"My nurses were available on the phone in advance of the surgery to answer any questions I had and that really helped to reduce the stress and anxiety that I felt. They came to the ward afterwards and were there to help me get through the tough days.
"The Macmillan information and support manager was amazing and she reassured me on so many occasions - I don't even think she realised how important she was on my journey.
"The M&S Food fundraising events this month are so important because they help to fund these staff jobs in Macmillan."
Tara's own staff job sees her supporting patients all day, every day - and it is a role she clearly relishes even more now that she has an insight into how each of the centre's clients is feeling.
She says: "I love seeing the benefit people get from attending the centre - it makes a huge difference to them.

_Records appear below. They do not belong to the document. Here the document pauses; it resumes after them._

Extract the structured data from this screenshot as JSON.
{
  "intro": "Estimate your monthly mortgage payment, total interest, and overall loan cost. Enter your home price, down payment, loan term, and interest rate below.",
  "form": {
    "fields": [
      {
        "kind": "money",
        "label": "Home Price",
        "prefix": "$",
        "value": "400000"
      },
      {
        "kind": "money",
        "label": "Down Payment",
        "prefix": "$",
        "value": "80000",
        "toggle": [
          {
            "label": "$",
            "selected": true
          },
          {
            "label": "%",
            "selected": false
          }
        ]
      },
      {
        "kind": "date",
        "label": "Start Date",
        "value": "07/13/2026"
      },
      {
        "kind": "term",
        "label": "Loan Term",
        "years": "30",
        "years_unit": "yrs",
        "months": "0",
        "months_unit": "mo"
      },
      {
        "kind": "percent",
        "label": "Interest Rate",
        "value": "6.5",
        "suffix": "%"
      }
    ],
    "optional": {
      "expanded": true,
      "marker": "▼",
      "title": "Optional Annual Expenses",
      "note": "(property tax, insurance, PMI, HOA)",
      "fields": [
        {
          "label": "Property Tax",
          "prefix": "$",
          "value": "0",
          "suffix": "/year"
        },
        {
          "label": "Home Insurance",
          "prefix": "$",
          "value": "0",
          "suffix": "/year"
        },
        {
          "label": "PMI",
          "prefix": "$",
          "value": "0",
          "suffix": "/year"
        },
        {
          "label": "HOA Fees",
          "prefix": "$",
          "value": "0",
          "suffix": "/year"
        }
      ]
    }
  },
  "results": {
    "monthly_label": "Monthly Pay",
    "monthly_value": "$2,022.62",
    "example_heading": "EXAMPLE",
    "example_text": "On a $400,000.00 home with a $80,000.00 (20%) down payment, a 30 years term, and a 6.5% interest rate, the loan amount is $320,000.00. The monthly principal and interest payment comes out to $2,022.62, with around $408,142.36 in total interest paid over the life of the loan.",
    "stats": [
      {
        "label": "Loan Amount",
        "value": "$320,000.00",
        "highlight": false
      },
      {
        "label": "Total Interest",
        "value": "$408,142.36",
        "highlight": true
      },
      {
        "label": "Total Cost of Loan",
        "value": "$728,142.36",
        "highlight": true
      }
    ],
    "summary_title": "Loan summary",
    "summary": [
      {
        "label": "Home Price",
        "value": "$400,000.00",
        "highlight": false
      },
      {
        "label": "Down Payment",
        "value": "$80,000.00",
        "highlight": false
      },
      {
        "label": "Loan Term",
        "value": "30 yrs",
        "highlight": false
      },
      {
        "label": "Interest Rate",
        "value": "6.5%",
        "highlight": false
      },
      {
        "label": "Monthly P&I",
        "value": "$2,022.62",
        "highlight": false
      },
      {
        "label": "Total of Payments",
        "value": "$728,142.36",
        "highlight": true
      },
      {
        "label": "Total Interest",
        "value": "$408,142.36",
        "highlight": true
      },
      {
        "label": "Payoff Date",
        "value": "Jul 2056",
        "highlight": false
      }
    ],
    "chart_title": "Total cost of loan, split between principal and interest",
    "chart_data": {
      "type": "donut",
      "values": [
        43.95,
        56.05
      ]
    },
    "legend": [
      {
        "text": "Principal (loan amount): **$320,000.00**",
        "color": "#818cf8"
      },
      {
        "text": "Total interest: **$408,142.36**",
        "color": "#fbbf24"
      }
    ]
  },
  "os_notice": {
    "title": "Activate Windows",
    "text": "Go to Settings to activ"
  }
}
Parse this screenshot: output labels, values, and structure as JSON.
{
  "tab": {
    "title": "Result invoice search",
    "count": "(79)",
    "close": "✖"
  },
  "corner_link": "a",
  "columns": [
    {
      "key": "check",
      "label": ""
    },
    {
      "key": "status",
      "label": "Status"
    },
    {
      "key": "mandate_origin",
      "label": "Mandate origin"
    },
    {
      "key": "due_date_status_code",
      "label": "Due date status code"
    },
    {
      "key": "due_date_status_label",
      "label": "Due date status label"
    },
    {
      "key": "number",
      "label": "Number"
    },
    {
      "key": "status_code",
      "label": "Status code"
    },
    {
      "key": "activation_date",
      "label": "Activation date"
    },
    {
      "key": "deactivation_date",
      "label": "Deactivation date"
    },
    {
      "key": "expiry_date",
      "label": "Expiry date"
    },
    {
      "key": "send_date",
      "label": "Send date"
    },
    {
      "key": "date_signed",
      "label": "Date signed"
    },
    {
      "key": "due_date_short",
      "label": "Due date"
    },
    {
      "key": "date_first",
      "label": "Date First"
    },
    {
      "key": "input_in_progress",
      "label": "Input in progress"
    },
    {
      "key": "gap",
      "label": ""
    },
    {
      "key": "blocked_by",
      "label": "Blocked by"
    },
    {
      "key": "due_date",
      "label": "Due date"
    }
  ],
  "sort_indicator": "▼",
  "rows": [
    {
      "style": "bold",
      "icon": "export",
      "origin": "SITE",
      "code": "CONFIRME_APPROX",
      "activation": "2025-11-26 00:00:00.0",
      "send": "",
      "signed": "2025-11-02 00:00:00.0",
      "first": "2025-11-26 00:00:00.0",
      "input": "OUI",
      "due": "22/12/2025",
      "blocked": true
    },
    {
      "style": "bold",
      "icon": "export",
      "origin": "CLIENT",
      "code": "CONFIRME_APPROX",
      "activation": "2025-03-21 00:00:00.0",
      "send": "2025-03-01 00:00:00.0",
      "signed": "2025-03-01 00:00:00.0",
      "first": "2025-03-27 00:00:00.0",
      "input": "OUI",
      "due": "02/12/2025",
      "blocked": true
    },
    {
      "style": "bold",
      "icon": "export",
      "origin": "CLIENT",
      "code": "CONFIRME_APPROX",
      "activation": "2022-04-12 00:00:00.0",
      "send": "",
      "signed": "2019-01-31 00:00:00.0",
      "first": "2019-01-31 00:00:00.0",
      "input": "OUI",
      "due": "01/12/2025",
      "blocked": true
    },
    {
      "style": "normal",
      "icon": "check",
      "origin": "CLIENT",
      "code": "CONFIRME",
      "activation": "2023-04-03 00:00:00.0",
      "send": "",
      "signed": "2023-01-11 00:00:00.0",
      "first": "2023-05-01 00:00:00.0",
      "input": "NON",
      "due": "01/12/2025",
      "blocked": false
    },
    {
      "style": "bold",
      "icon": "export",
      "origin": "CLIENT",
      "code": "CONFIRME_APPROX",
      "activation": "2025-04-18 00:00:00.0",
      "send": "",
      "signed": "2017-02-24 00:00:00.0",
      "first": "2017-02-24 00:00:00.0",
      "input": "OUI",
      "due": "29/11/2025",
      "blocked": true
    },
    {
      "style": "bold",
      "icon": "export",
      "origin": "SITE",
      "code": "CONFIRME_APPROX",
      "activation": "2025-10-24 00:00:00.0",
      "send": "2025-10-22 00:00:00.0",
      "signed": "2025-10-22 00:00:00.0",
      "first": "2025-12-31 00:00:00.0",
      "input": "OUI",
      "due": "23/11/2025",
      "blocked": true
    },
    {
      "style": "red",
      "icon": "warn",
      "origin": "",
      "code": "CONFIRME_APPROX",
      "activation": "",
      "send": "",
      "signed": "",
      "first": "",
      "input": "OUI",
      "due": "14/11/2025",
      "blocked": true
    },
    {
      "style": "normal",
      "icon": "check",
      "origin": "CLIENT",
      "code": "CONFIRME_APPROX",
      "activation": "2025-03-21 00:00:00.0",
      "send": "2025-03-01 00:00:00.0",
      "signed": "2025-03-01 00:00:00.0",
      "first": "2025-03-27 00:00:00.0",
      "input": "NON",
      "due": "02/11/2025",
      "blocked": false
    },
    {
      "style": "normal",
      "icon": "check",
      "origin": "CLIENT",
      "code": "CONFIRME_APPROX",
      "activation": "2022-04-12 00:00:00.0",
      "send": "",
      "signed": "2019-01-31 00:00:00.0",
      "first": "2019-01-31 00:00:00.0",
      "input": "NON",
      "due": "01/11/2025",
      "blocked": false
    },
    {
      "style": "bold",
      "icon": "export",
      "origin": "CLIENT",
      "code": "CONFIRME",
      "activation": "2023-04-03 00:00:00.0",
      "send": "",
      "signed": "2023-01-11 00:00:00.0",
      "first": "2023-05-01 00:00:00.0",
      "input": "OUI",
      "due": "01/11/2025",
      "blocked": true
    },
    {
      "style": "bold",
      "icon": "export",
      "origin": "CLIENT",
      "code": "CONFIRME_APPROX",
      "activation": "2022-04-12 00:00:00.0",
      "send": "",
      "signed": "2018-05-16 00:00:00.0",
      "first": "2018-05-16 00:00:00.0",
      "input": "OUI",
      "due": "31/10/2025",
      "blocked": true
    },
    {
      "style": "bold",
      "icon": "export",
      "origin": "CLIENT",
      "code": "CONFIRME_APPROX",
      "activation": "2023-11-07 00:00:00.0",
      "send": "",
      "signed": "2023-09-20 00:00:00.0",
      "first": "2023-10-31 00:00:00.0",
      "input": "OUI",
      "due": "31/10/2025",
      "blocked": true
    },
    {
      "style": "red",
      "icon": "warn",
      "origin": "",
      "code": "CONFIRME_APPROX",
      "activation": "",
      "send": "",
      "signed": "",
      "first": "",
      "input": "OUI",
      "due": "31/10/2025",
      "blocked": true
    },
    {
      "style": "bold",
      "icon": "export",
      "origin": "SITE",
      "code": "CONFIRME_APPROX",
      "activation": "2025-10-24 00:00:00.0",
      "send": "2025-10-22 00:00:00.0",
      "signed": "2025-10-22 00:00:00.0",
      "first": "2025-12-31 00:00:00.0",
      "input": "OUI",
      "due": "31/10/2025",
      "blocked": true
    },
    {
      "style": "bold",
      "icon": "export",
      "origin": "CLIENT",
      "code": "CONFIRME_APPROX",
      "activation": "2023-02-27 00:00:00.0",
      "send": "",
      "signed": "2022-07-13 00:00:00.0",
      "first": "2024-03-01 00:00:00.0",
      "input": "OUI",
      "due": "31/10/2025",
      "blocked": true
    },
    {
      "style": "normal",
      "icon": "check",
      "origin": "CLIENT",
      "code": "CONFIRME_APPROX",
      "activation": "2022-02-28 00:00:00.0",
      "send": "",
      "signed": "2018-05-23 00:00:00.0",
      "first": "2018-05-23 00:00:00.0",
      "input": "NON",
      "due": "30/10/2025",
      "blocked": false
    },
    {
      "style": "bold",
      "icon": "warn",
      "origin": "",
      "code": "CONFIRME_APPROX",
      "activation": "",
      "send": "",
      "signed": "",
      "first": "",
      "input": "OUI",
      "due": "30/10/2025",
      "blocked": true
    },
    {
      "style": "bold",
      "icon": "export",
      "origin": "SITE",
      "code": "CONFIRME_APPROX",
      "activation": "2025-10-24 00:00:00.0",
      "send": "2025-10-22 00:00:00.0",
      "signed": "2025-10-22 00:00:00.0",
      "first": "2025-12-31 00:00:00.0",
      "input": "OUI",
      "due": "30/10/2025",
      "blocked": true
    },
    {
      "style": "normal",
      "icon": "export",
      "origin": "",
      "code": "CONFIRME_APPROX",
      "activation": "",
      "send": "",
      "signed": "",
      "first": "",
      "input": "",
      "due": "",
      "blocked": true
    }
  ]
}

Service users tell us that the warm and welcoming environment makes them feel very much at ease and it provides them with an escape from the clinical setting which can often be so daunting.
"Whether they are popping in for information, or just a chat and a cup of tea, people seem to really enjoy their time here.
"Every day is different here which means my role involves a variety of things, from signposting patients and their families and carers to counselling and complementary therapies, as well as the more practical things such as the Macmillan benefits service and developing services for people who come to the centre.
"My role is primarily patient-facing so one of my main responsibilities is greeting the patients and having a chat to understand how we can help them.
"It's difficult to put a number on it but I would say I can help up to 40 patients in one given day."
One of the most prevalent worries for patients is how they will cope financially after diagnosis as many of them are unable to return to work.
It is Tara's job to signpost them to the relevant support services and Macmillan works closely with a range of local charities across the Western Trust area to ensure people can access support as close to home as possible.
Tara believes society's attitude towards cancer - which for a long time was a taboo subject - has changed thanks to so many new treatments and increased survival rates.
"In the past, cancer has been a subject people avoided but people are more open to talking about it now and how to live with it," says Tara.
"Seeing the benefits that people get from the services available at the Macmillan Support Centre is heart-warming.
"I take pride in my job and want to ensure that everyone I encounter gets the same level of experience that I did. It's just so humbling to be able to help people, whenever they need you."
For information, support or just someone to talk to call 0808 8080000 or visit macmillan.org.uk
M&S food stores raise money for Macmillan
As part of its month long celebration of its partnership with Macmillan, M&S food stores are hosting a series of activities to raise funds for people living with cancer, including an in-store Wall of Support and the World's Biggest Coffee Morning which takes place today.
The Wall of Support aims to encourage customers and colleagues to share their messages of support to 'Raise a Mug' for Macmillan or a loved one.
Mug message notes are available to buy at checkouts for £1, and customers are encouraged to stick their message on the Wall of Support.
M&S stores are also inviting customers to join them for an extra special cup of coffee and slice of cake throughout September, to help them support Macmillan.
Last year, stores in Northern Ireland raised over £56,000 to support Macmillan professional roles in hospitals and within the local community, such as nurses, occupational therapists and dieticians.
Across a decade of fundraising, the company has raised over £16.3m as official partner to Macmillan's World's Biggest Coffee Morning.
All donations from M&S go towards funding Macmillan professionals like Tara who help the growing number of people living with cancer to live life as fully as they can.
In the last year alone, M&S Food raised almost £3m, enough to fund 55 Macmillan professionals for a year. An incredible £2m alone came from the World's Biggest Coffee Morning in-store events.
To get involved visit www.macmillan.org.uk/coffee and join the conversation on social media using #CoffeeMorning.